In 1877 Hans Hansson's son-in-law, Peter Niklas Joransson, emigrated with his wife and son, also from Hallbenarve. In 1878, finally, Hans Hansson's eldest child, the daughter Christina Magdalena, born in 1844, emigrated from Stjups. She had become widowed at Stjups in 1877 and traveled to the family in America with her two children. We can here without hesitation speak of "family emigration".
New Gotland at Concordia and New Gottland at Lindsborg, Kansas
By David Larson
Sten Almqvist has the New Gotland community of Cloud county Kansas, where the Baptists came to, located down in McPherson county near Lindsborg. Indeed Concordia is near Lindsborg, but he has it too near. Notice that the Letter from the colony "New Gotland" is datelined "Cloud County".
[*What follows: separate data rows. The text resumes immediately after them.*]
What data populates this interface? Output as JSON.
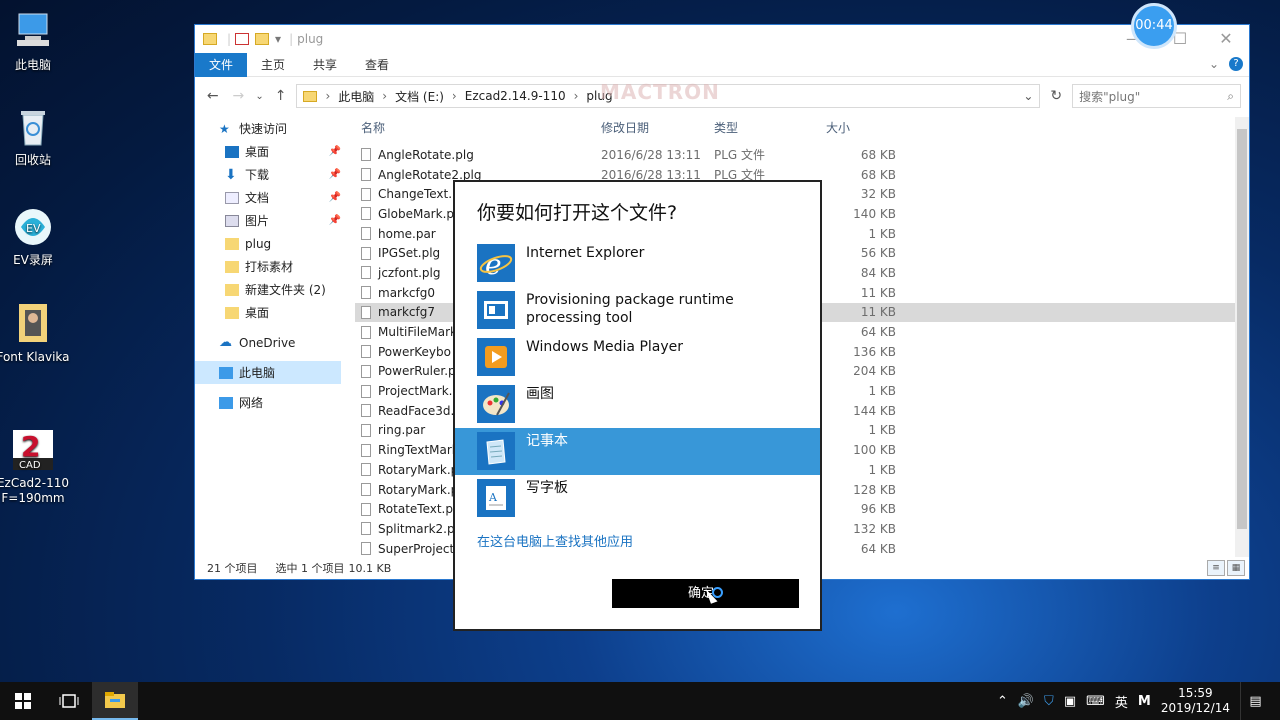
{
  "timer": "00:44",
  "watermark": "MACTRON",
  "desktop": [
    {
      "label": "此电脑"
    },
    {
      "label": "回收站"
    },
    {
      "label": "EV录屏"
    },
    {
      "label": "Font Klavika"
    },
    {
      "label": "EzCad2-110\nF=190mm"
    }
  ],
  "explorer": {
    "title": "plug",
    "tabs": [
      "文件",
      "主页",
      "共享",
      "查看"
    ],
    "breadcrumb": [
      "此电脑",
      "文档 (E:)",
      "Ezcad2.14.9-110",
      "plug"
    ],
    "search_placeholder": "搜索\"plug\"",
    "nav": [
      {
        "label": "快速访问",
        "pinned": false
      },
      {
        "label": "桌面",
        "pinned": true
      },
      {
        "label": "下载",
        "pinned": true
      },
      {
        "label": "文档",
        "pinned": true
      },
      {
        "label": "图片",
        "pinned": true
      },
      {
        "label": "plug",
        "pinned": false
      },
      {
        "label": "打标素材",
        "pinned": false
      },
      {
        "label": "新建文件夹 (2)",
        "pinned": false
      },
      {
        "label": "桌面",
        "pinned": false
      },
      {
        "label": "OneDrive",
        "pinned": false
      },
      {
        "label": "此电脑",
        "pinned": false
      },
      {
        "label": "网络",
        "pinned": false
      }
    ],
    "columns": [
      "名称",
      "修改日期",
      "类型",
      "大小"
    ],
    "files": [
      {
        "name": "AngleRotate.plg",
        "date": "2016/6/28 13:11",
        "type": "PLG 文件",
        "size": "68 KB"
      },
      {
        "name": "AngleRotate2.plg",
        "date": "2016/6/28 13:11",
        "type": "PLG 文件",
        "size": "68 KB"
      },
      {
        "name": "ChangeText.p",
        "date": "",
        "type": "",
        "size": "32 KB"
      },
      {
        "name": "GlobeMark.p",
        "date": "",
        "type": "",
        "size": "140 KB"
      },
      {
        "name": "home.par",
        "date": "",
        "type": "",
        "size": "1 KB"
      },
      {
        "name": "IPGSet.plg",
        "date": "",
        "type": "",
        "size": "56 KB"
      },
      {
        "name": "jczfont.plg",
        "date": "",
        "type": "",
        "size": "84 KB"
      },
      {
        "name": "markcfg0",
        "date": "",
        "type": "",
        "size": "11 KB"
      },
      {
        "name": "markcfg7",
        "date": "",
        "type": "",
        "size": "11 KB"
      },
      {
        "name": "MultiFileMark",
        "date": "",
        "type": "",
        "size": "64 KB"
      },
      {
        "name": "PowerKeybo",
        "date": "",
        "type": "",
        "size": "136 KB"
      },
      {
        "name": "PowerRuler.p",
        "date": "",
        "type": "",
        "size": "204 KB"
      },
      {
        "name": "ProjectMark.p",
        "date": "",
        "type": "",
        "size": "1 KB"
      },
      {
        "name": "ReadFace3d.p",
        "date": "",
        "type": "",
        "size": "144 KB"
      },
      {
        "name": "ring.par",
        "date": "",
        "type": "",
        "size": "1 KB"
      },
      {
        "name": "RingTextMark",
        "date": "",
        "type": "",
        "size": "100 KB"
      },
      {
        "name": "RotaryMark.p",
        "date": "",
        "type": "",
        "size": "1 KB"
      },
      {
        "name": "RotaryMark.p",
        "date": "",
        "type": "",
        "size": "128 KB"
      },
      {
        "name": "RotateText.pl",
        "date": "",
        "type": "",
        "size": "96 KB"
      },
      {
        "name": "Splitmark2.pl",
        "date": "",
        "type": "",
        "size": "132 KB"
      },
      {
        "name": "SuperProject",
        "date": "",
        "type": "",
        "size": "64 KB"
      }
    ],
    "selected_file": "markcfg7",
    "status": {
      "count": "21 个项目",
      "selection": "选中 1 个项目",
      "size": "10.1 KB"
    }
  },
  "dialog": {
    "title": "你要如何打开这个文件?",
    "apps": [
      {
        "label": "Internet Explorer",
        "icon": "ie-icon"
      },
      {
        "label": "Provisioning package runtime processing tool",
        "icon": "provisioning-icon"
      },
      {
        "label": "Windows Media Player",
        "icon": "media-player-icon"
      },
      {
        "label": "画图",
        "icon": "paint-icon"
      },
      {
        "label": "记事本",
        "icon": "notepad-icon"
      },
      {
        "label": "写字板",
        "icon": "wordpad-icon"
      }
    ],
    "selected_app": "记事本",
    "more_link": "在这台电脑上查找其他应用",
    "ok": "确定"
  },
  "taskbar": {
    "tray_lang": "英",
    "time": "15:59",
    "date": "2019/12/14"
  },
  "colors": {
    "accent": "#1979ca",
    "selection": "#3897d8"
  }
}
Lindsborg, Kansas is one of the better-known Swedish towns in America. A joke tells of the Swede who upon arriving in Chicago, looked around in amazement at its size, and said, 'if this is Chicago, what must Lindsborg be like! I also note Sten Almqvist's description of Lindsborg in the caption to the picture on page 6, as the most Swedish place in America.
Southeast of Lindsborg there is a community named New Gottland. It is still today a thriving community with both a Lutheran and a Covenant church. I have spoken to the pastors of each church on the phone, and with their help am trying to determine if there were indeed any Gotlanders in the New Gottland-Lindsborg community. To date we have not identified any Gotlanders there, though there were at least 3 Gotlanders in Lindsborg itself.
In the place-name books on Kansas, this community is mentioned, while the Concordia-New Gotland community is only noted in more comprehensive geographical surveys of the state, which show the Gotland cemetery, and old Gotland school locations. The place-name books say that New Gottland near Lindsborg was named for the settler’s expectation of 'ett nytt gott land', a new good land, and for the island out in the Baltic, Gotland.
The earliest reference I can find mentions the 'new good land' but does not mention Gotland. This is in a county history for McPherson county: under the bio of a Swan Burk, one of the founders of the New Gottland Lutheran church, and one of the first officers of the New Gottland township. The first reference I find which mentions Gotland is from 1932: "The name New Gottland was chosen, partially because Gottland means good land in Swedish and partially because an island in Sweden is called that.
From then on the two concepts are linked; I'm not sure they should be. As an example of a geographical misunderstanding going the other way across the Atlantic, the American author of the McPherson county history has Swan Burk's birthplace in Sweden, the county Vastergotland, referred to as a town.